Content starts

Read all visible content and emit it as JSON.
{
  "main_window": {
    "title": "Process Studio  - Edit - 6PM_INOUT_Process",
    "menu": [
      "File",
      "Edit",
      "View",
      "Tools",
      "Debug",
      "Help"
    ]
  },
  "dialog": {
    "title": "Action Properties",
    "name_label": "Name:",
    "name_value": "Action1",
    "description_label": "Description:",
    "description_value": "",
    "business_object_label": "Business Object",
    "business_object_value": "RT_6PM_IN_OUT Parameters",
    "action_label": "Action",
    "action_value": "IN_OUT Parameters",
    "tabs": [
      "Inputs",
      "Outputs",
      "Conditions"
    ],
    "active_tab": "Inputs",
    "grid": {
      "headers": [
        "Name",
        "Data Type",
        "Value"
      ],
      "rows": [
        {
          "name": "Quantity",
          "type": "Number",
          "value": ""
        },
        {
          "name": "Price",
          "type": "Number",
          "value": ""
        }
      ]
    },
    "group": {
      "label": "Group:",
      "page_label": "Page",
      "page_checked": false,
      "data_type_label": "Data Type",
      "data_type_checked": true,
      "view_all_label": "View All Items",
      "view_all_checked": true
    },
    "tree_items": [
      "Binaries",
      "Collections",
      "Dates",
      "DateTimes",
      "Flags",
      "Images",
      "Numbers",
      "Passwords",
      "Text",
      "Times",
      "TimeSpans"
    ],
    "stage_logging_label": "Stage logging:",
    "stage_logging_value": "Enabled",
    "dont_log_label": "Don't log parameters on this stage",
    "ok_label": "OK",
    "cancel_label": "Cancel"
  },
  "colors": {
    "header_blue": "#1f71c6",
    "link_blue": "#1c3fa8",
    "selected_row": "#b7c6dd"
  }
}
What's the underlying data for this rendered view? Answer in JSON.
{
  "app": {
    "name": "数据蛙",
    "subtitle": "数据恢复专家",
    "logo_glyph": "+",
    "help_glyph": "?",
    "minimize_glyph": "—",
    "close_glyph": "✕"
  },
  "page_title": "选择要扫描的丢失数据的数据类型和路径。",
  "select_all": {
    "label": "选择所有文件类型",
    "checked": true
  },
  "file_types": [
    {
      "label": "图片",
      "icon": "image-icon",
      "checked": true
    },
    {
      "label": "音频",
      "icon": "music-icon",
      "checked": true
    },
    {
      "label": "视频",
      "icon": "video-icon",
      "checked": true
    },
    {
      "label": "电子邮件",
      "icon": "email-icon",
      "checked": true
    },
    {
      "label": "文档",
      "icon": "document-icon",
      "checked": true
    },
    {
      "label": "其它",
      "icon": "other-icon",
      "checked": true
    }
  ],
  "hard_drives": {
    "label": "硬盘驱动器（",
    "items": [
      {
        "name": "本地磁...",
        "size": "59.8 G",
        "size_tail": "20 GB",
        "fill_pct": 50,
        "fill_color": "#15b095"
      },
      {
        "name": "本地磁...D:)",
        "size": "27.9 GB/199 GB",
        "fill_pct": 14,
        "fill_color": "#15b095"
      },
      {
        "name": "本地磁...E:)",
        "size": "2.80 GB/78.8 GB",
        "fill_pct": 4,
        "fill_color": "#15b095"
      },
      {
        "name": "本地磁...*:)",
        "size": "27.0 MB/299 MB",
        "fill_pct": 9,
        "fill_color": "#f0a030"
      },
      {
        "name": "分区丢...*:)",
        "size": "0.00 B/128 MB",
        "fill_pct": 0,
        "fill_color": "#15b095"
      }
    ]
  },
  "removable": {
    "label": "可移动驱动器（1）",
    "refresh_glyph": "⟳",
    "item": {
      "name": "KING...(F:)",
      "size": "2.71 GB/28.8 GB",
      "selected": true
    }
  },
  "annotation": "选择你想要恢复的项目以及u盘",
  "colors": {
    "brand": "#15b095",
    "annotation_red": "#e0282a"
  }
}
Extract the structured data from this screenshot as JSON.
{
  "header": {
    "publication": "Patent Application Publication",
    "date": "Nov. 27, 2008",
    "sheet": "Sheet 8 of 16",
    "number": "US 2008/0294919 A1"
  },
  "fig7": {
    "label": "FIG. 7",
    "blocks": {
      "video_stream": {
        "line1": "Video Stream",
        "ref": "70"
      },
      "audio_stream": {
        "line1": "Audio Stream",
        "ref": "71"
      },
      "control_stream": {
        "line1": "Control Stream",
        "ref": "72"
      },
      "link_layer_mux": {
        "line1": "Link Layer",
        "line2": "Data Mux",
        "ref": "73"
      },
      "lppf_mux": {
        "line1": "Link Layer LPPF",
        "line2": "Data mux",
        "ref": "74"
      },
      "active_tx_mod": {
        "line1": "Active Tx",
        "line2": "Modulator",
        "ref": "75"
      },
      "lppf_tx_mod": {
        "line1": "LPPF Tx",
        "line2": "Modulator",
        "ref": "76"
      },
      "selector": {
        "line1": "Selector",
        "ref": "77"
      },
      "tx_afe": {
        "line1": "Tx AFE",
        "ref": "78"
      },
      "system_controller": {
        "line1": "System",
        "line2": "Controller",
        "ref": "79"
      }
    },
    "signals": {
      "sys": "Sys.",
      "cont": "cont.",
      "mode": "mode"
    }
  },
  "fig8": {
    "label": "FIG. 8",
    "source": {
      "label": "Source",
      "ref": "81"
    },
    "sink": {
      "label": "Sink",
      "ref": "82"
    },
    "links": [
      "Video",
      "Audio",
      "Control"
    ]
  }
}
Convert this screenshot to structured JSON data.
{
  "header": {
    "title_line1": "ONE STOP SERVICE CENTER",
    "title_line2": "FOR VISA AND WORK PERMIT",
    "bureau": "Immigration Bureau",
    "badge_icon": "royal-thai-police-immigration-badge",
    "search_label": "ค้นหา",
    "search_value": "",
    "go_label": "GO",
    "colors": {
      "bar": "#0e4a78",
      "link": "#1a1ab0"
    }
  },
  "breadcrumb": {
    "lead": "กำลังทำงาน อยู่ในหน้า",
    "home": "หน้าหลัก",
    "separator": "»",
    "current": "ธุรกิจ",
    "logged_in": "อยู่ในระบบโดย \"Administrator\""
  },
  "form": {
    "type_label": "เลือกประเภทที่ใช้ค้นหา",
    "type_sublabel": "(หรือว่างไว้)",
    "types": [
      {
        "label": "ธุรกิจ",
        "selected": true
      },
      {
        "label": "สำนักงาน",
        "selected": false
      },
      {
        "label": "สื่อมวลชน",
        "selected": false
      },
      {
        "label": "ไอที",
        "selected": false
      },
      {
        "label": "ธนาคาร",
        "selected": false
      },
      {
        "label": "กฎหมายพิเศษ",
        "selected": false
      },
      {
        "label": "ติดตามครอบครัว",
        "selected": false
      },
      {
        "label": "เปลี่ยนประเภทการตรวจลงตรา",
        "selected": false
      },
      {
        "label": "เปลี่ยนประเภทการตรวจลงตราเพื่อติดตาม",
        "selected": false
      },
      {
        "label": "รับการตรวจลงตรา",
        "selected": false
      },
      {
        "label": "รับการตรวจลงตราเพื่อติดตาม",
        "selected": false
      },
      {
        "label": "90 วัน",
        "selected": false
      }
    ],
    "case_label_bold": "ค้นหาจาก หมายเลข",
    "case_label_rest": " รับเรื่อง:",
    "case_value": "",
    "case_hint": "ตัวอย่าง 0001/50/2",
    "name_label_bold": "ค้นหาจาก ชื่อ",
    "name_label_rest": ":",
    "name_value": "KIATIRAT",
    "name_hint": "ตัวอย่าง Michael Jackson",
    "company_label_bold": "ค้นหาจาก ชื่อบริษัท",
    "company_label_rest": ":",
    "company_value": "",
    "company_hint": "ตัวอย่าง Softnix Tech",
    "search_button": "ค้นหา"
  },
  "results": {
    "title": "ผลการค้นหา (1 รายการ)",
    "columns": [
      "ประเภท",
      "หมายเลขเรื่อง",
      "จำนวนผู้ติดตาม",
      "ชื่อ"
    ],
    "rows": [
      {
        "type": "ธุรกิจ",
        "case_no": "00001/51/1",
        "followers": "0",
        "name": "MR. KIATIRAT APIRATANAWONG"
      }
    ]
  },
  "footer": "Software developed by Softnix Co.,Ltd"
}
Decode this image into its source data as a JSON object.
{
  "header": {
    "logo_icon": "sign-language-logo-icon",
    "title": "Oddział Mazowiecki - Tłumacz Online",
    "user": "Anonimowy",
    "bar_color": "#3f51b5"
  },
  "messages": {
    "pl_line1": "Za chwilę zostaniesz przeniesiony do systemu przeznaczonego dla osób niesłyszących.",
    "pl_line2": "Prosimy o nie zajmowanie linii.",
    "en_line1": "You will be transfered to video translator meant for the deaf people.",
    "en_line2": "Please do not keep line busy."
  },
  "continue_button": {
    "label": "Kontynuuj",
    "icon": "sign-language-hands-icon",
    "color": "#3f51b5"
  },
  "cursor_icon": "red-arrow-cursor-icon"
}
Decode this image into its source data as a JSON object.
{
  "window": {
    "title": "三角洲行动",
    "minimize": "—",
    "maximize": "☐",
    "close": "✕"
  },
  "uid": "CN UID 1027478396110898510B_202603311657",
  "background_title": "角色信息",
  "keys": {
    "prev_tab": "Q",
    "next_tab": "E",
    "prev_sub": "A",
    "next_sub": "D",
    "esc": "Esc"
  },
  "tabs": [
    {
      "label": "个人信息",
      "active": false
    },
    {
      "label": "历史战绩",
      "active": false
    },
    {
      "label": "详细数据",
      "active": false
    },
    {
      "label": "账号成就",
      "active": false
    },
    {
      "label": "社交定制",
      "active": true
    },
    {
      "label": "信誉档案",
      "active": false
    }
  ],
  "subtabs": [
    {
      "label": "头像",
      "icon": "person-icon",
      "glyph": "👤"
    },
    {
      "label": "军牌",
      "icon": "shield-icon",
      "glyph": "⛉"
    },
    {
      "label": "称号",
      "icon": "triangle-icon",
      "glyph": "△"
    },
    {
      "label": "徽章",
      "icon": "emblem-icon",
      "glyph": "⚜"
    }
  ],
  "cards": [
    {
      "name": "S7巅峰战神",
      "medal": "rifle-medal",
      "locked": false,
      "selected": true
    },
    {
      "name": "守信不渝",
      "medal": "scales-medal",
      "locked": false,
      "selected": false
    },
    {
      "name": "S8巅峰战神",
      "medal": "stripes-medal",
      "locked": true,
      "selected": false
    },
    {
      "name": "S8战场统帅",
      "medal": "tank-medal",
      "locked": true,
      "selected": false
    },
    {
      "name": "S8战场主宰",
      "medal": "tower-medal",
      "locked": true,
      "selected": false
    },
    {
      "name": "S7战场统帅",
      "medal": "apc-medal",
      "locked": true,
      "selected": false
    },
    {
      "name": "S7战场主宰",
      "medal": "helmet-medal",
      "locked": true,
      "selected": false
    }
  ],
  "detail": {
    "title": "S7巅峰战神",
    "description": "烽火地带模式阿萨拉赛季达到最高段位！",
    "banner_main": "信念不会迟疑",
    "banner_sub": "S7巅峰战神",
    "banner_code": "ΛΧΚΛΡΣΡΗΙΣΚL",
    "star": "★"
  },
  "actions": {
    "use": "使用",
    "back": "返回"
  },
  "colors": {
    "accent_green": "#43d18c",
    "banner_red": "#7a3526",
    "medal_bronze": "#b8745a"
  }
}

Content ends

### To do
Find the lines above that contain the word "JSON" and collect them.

### Task answer
Read all visible content and emit it as JSON.
What's the underlying data for this rendered view? Answer in JSON.
Extract the structured data from this screenshot as JSON.
Convert this screenshot to structured JSON data.
Decode this image into its source data as a JSON object.
Decode this image into its source data as a JSON object.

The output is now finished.